of foreign individuals continued to track the mixtures that characterize their home
site by using an omnibus paired difference test with release site included as a random
effect. We ran all of these analyses four times, first with the proportion of aggressive
females as our measure of colony demography, second with the number of aggressive females as our measure of colony demography, third with the average aggressiveness of colony constituents as our measure of colony demography, and fourth
with the number of aggressive females as our measure of colony demography but
with all singleton colonies dropped from the analyses. Nearly identical patterns of
significance were obtained for all three analyses (Supplementary Note 1). All statistics were conducted using JMP 10.0 (SAS Institute).
28.
29.

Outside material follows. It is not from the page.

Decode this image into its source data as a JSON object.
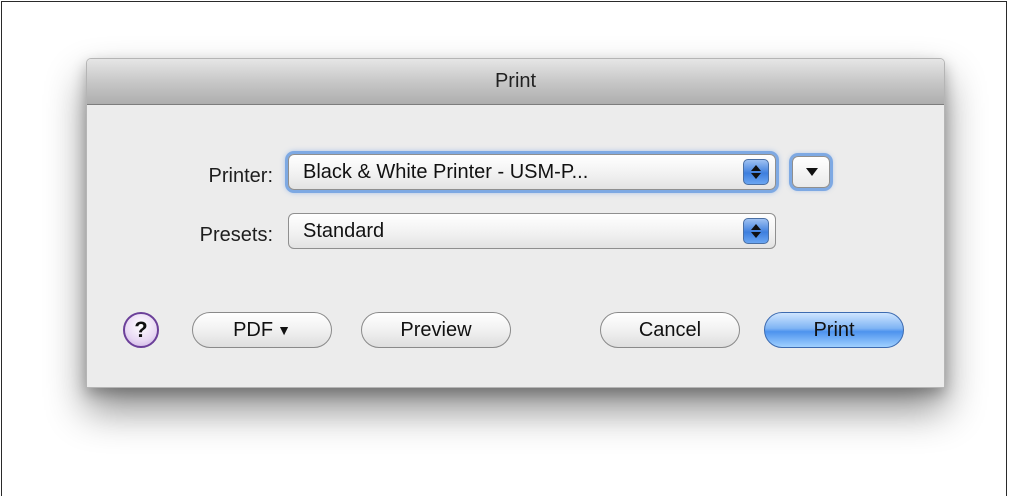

Pruitt, J. N., Riechert, S. E. & Jones, T. C. Behavioural syndromes and their fitness
consequences in a socially polymorphic spider, Anelosimus studiosus. Anim.
Behav. 76, 871879 (2008).
Pruitt, J. N., Cote, J. & Ferrari, M. C. O. Behavioural trait variants in a habitatforming species dictate the nature of its interactions with and among
heterospecifics. Funct. Ecol. 26, 2936 (2012).

2014 Macmillan Publishers Limited. All rights reserved

RESEARCH LETTER

Extended Data Figure 1 | The heritability of the docile/aggressive


phenotype as estimated by offspring on mid-parent regression. Dams and
sires were mated randomly and three female offspring were randomly selected
from each brood for assays. The average inter-individual distance score of

the three female offspring was regressed on mid-parent inter-individual


distance. The slope of the resulting regression provides the estimate of
heritability (h2 5 0.66).

2014 Macmillan Publishers Limited. All rights reserved

LETTER RESEARCH

Extended Data Figure 2 | The average group size, number of social


parasites, numbers of prey captured in colonies webs, and the proportion of
egg cases cannibalized at the height of the reproductive season for three
high-resource sites and three low-resource sites. The sites looked at were

Little River (LR), Melton Hill (MH), Moccasin Creek (MC), Clinch River (CR)
Don Carter (DC), Norris Dam (NR). Data presented here represent the
averages obtained from 20 randomly selected naturally occurring colonies at
each site. Error bars represent standard error of the mean.

2014 Macmillan Publishers Limited. All rights reserved

RESEARCH LETTER

Extended Data Figure 3 | A figure depicting the relationship between


colony extinction and two ecological variables: the number of social
parasites (heterospecific spiders) and the proportion of egg cases
cannibalized at the time of colony extinction. Colony extinction events were

associated with social parasite presence in high resource populations and egg
case cannibalism in low resource populations. Error bars represent standard
error of the mean.

2014 Macmillan Publishers Limited. All rights reserved